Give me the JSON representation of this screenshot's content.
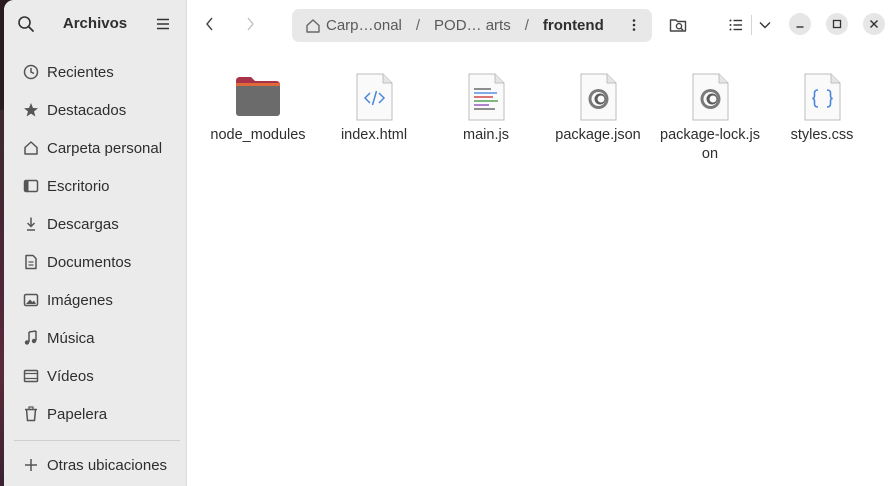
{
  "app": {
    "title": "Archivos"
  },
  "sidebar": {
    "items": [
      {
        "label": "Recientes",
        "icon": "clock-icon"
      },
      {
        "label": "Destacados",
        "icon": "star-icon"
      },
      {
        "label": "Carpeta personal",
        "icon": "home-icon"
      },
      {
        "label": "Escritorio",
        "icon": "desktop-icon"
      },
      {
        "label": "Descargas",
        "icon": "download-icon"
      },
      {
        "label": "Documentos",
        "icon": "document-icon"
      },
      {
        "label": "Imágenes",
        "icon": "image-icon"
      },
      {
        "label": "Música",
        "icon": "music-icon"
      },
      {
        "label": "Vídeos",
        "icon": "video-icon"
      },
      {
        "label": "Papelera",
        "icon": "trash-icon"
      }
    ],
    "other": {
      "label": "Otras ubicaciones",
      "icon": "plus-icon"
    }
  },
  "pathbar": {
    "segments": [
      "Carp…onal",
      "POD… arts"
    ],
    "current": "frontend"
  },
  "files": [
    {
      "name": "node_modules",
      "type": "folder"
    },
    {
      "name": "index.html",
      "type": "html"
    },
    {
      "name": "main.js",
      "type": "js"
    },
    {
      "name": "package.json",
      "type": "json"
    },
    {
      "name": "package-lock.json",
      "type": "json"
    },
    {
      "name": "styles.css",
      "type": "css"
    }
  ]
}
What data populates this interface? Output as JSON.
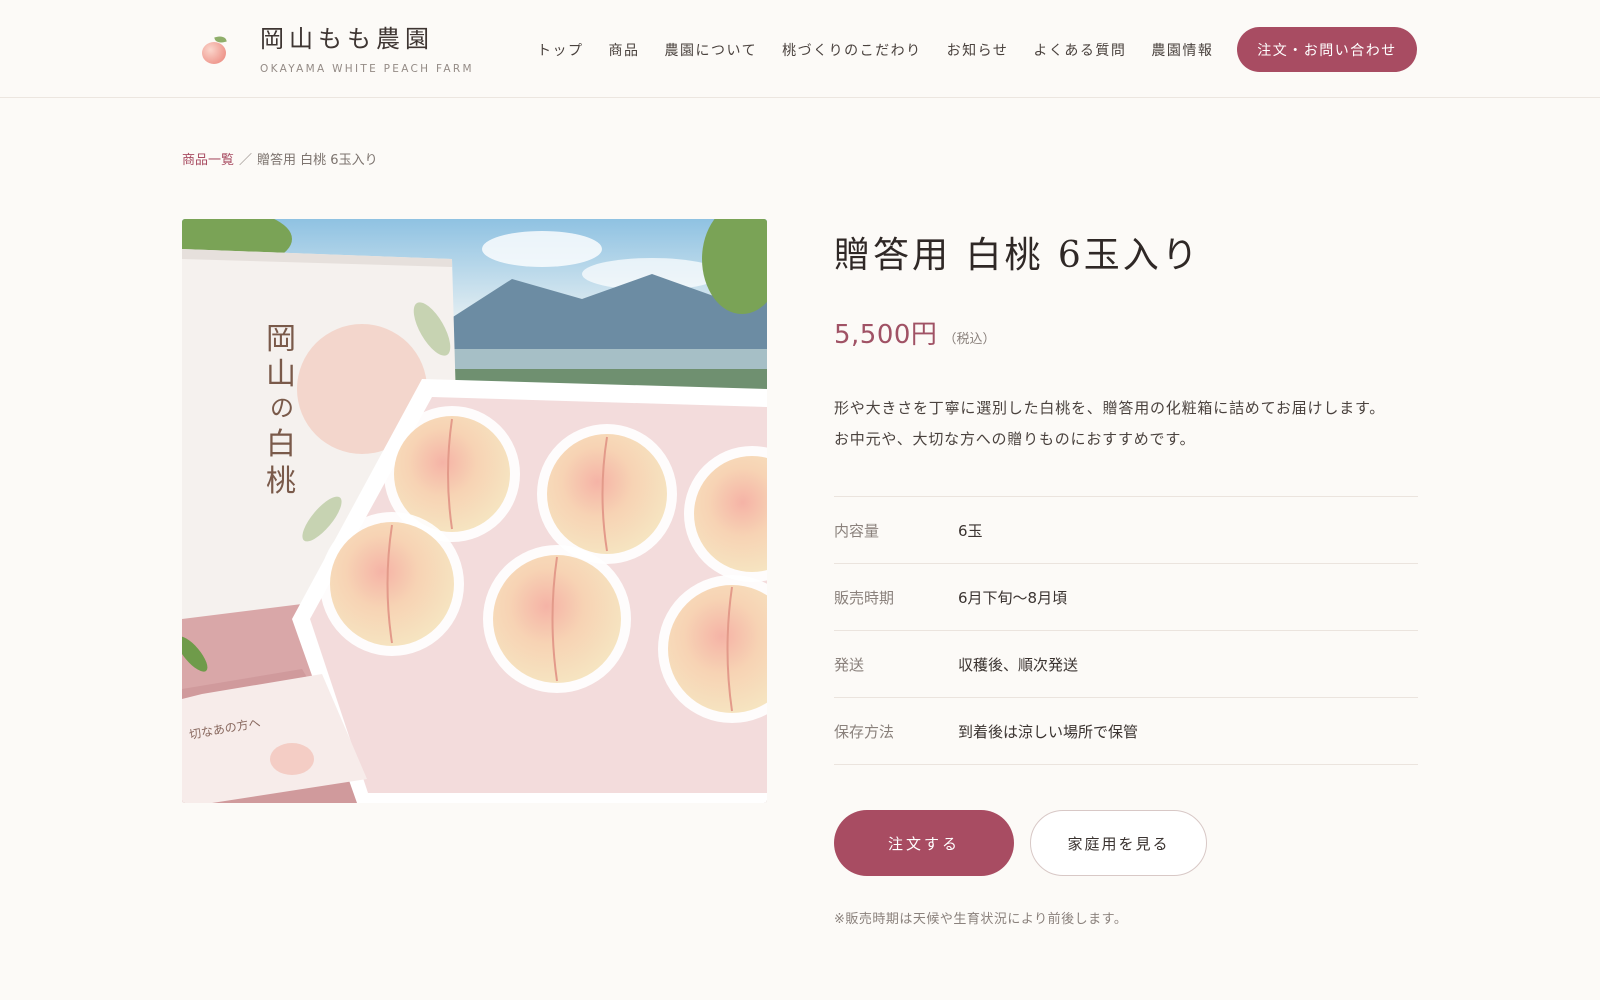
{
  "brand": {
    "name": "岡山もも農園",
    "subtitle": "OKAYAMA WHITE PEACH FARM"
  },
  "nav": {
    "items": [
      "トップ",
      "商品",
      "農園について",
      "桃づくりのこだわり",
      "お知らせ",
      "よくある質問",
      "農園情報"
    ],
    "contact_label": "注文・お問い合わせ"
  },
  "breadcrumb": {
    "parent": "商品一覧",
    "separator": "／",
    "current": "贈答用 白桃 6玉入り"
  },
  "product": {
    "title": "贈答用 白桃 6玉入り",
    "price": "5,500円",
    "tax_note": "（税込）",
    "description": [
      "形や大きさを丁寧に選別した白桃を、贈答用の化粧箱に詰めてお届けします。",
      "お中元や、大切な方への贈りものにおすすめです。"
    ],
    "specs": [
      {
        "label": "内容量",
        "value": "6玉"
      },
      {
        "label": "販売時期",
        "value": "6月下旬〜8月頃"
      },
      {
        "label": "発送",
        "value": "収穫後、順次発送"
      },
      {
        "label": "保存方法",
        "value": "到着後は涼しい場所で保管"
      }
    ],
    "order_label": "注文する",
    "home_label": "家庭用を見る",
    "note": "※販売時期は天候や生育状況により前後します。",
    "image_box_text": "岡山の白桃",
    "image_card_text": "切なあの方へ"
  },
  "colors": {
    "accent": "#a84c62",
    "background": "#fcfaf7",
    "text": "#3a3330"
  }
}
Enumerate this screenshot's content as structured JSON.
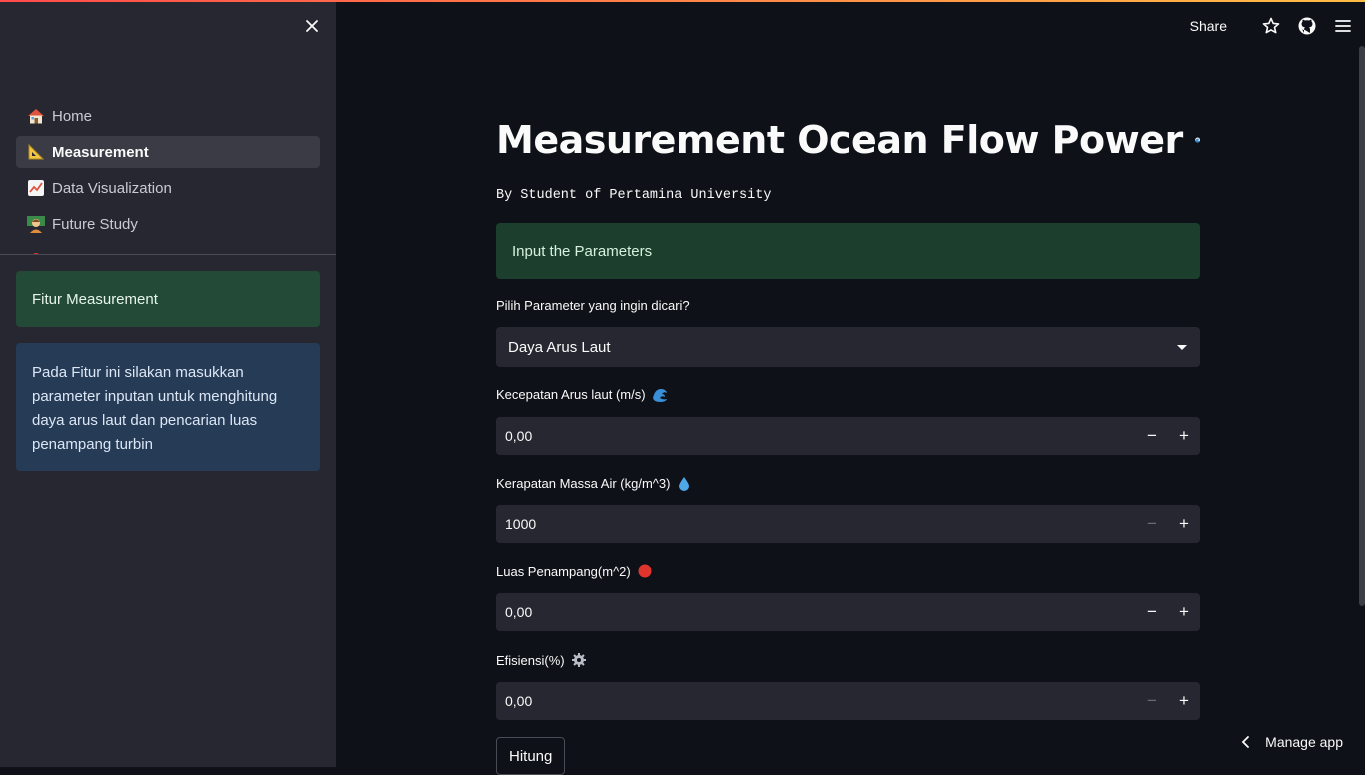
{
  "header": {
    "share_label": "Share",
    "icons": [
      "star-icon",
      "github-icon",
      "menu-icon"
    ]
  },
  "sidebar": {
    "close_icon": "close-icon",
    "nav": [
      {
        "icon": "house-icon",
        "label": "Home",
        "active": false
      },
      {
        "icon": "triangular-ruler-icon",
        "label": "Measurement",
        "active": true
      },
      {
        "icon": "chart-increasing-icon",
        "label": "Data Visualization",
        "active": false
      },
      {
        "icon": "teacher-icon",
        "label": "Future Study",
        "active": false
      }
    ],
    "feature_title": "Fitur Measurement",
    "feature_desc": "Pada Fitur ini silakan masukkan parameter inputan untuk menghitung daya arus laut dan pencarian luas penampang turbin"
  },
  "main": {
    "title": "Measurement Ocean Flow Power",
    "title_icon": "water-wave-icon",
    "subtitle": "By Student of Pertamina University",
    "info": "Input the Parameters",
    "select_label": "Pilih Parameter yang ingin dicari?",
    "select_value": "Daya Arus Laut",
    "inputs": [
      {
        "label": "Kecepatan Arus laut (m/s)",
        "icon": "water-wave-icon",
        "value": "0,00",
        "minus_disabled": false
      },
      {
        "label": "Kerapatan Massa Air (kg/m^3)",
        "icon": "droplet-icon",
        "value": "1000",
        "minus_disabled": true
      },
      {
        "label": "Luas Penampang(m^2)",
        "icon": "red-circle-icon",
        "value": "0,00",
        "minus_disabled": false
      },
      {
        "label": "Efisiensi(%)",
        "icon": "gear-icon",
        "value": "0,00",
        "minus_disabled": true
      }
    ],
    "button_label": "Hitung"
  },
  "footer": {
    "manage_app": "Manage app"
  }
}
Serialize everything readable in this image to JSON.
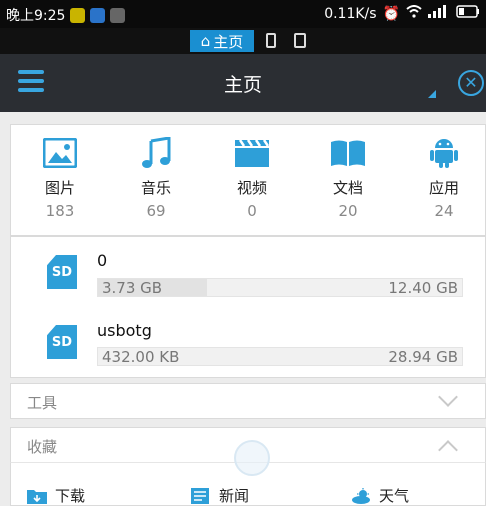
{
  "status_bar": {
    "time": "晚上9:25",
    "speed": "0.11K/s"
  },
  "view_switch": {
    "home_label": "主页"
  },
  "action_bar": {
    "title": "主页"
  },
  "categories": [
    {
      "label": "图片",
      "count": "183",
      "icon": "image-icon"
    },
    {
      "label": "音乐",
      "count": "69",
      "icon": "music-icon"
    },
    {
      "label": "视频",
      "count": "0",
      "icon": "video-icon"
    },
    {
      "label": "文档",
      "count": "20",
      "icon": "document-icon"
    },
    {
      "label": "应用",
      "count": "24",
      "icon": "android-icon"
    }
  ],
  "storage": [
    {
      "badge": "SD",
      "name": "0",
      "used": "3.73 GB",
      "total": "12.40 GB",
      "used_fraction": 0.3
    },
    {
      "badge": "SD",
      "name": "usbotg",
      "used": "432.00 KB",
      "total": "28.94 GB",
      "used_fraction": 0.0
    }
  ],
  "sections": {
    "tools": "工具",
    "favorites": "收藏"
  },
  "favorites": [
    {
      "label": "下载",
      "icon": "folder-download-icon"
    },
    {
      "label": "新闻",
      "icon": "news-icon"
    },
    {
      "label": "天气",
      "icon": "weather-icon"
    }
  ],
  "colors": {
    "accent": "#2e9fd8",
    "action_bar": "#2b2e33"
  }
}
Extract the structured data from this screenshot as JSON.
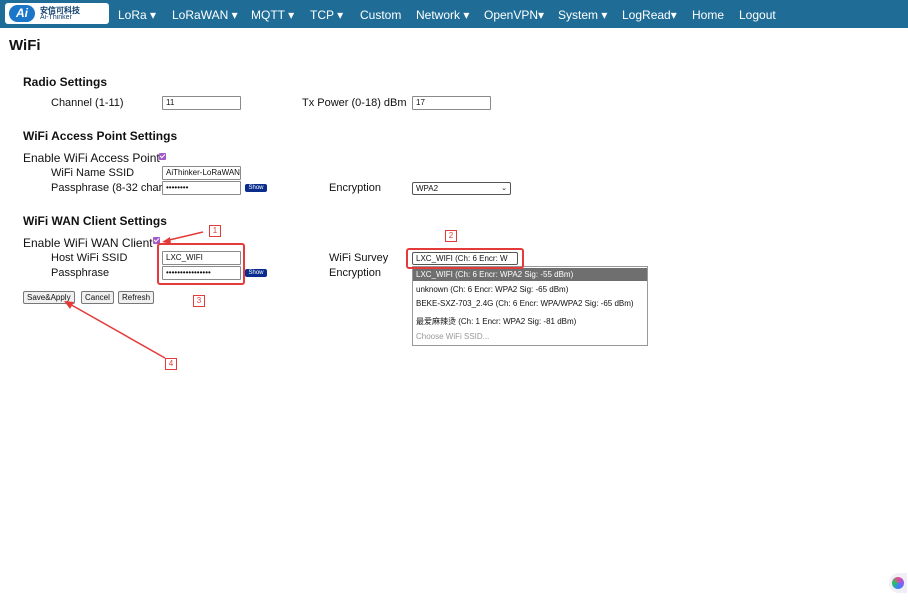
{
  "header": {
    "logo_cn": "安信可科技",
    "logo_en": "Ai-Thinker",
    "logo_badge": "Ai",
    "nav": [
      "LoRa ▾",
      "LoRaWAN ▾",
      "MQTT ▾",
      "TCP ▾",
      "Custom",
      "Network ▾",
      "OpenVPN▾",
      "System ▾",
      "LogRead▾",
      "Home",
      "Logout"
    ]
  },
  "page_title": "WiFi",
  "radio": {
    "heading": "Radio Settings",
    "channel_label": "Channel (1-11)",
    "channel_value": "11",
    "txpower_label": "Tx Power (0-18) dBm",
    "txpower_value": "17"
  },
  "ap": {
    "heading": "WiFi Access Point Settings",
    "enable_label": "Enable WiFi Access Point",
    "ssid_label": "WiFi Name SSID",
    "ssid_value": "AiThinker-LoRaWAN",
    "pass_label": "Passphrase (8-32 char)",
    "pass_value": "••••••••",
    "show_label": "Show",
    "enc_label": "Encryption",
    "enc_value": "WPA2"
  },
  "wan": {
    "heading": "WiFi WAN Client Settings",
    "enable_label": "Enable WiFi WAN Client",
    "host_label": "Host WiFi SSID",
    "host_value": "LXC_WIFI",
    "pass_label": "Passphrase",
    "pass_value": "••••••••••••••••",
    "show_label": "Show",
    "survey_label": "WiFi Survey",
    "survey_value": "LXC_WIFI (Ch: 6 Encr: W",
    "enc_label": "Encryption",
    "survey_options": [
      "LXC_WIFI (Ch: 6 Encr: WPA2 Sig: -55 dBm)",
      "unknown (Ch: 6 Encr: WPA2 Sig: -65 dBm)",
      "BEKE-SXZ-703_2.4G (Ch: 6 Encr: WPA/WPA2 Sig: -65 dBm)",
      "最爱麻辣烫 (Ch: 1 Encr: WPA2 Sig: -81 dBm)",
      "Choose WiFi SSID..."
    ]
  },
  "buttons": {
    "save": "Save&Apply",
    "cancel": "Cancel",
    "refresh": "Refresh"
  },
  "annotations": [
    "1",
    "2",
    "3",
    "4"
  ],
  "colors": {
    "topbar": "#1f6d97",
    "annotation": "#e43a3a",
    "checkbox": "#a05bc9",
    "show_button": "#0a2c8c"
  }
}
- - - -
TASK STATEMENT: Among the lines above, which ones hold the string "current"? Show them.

YOUR RESPONSE:
    "current": "frontend"
    "current": "贈答用 白桃 6玉入り"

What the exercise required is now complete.